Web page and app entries
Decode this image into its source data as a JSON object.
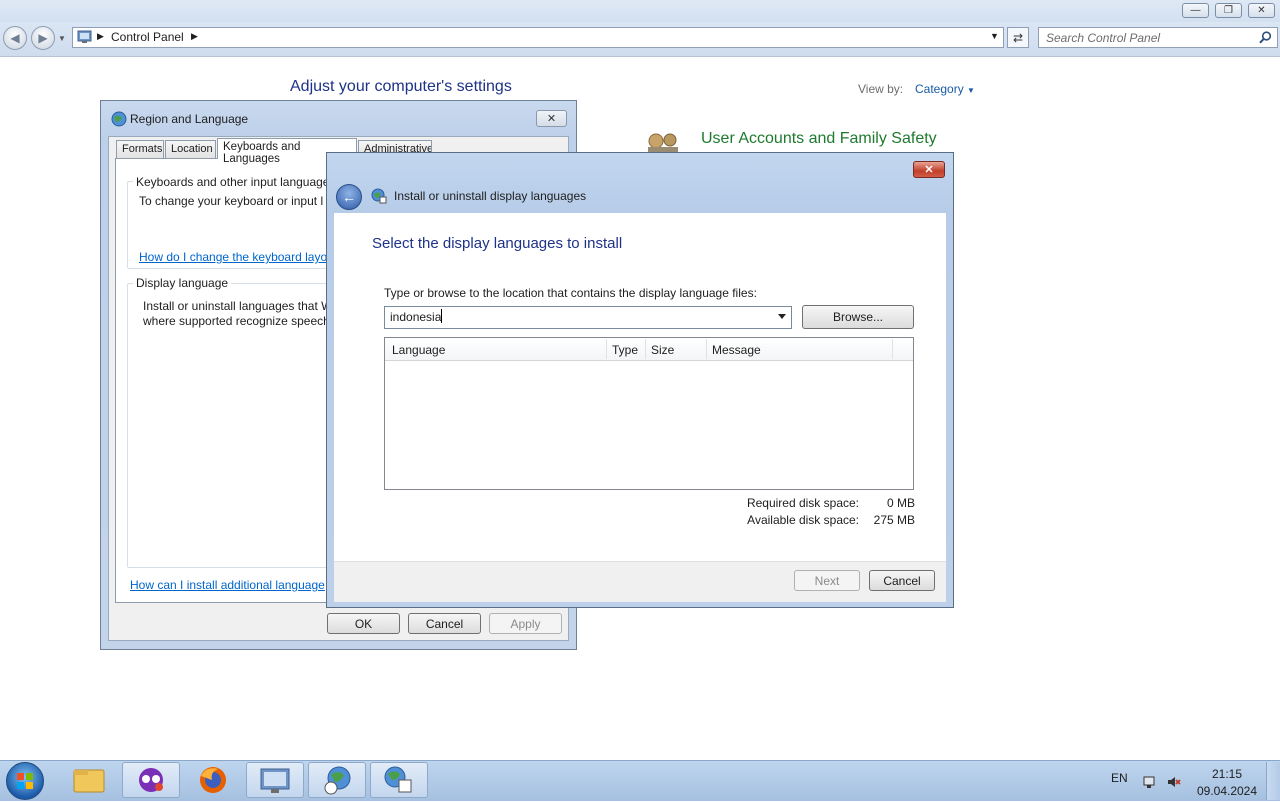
{
  "explorer": {
    "address_crumb": "Control Panel",
    "search_placeholder": "Search Control Panel",
    "heading": "Adjust your computer's settings",
    "view_by_label": "View by:",
    "view_by_value": "Category",
    "category_visible": "User Accounts and Family Safety"
  },
  "region_dialog": {
    "title": "Region and Language",
    "tabs": [
      "Formats",
      "Location",
      "Keyboards and Languages",
      "Administrative"
    ],
    "active_tab": "Keyboards and Languages",
    "keyboards_group_title": "Keyboards and other input language",
    "keyboards_text": "To change your keyboard or input l",
    "keyboards_link": "How do I change the keyboard layo",
    "display_group_title": "Display language",
    "display_text_line1": "Install or uninstall languages that W",
    "display_text_line2": "where supported recognize speech",
    "bottom_link": "How can I install additional language",
    "buttons": {
      "ok": "OK",
      "cancel": "Cancel",
      "apply": "Apply"
    }
  },
  "install_dialog": {
    "title": "Install or uninstall display languages",
    "heading": "Select the display languages to install",
    "location_label": "Type or browse to the location that contains the display language files:",
    "location_value": "indonesia",
    "browse_button": "Browse...",
    "columns": [
      "Language",
      "Type",
      "Size",
      "Message"
    ],
    "rows": [],
    "required_label": "Required disk space:",
    "required_value": "0 MB",
    "available_label": "Available disk space:",
    "available_value": "275 MB",
    "next_button": "Next",
    "cancel_button": "Cancel"
  },
  "taskbar": {
    "language": "EN",
    "time": "21:15",
    "date": "09.04.2024",
    "apps": [
      "start-orb",
      "file-explorer",
      "messenger-app",
      "firefox",
      "control-panel",
      "region-globe",
      "language-install"
    ]
  }
}
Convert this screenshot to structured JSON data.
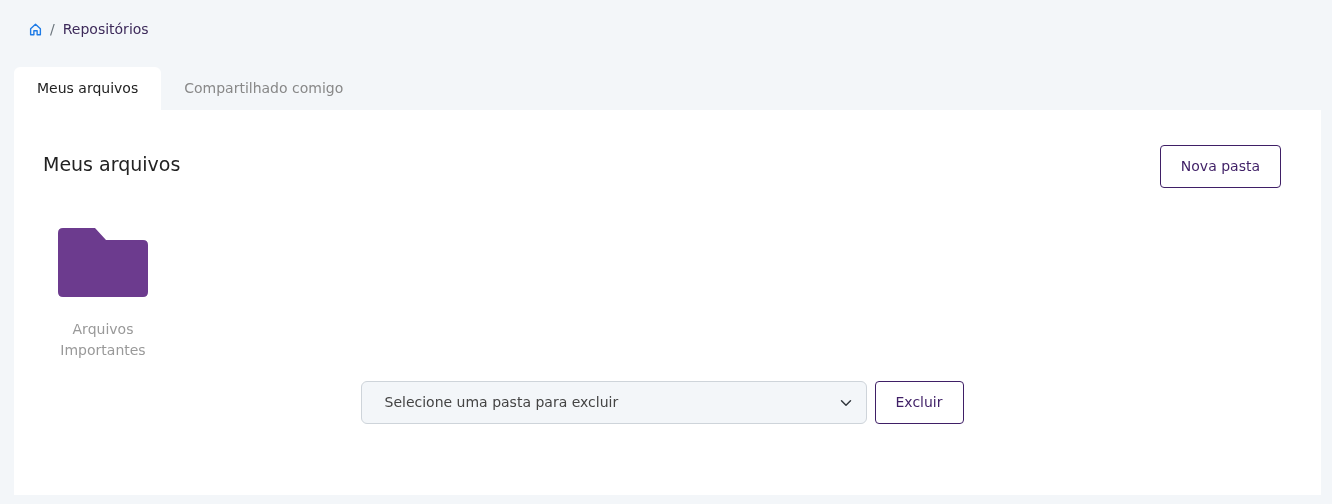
{
  "breadcrumb": {
    "separator": "/",
    "items": [
      "Repositórios"
    ]
  },
  "tabs": [
    {
      "label": "Meus arquivos",
      "selected": true
    },
    {
      "label": "Compartilhado comigo",
      "selected": false
    }
  ],
  "panel": {
    "title": "Meus arquivos",
    "new_folder_button": "Nova pasta",
    "folders": [
      {
        "name": "Arquivos Importantes"
      }
    ],
    "delete_select": {
      "value": "Selecione uma pasta para excluir"
    },
    "delete_button": "Excluir"
  }
}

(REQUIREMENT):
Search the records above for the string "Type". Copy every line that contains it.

(EXERCISE SOLUTION):
    "location_label": "Type or browse to the location that contains the display language files:",
      "Type",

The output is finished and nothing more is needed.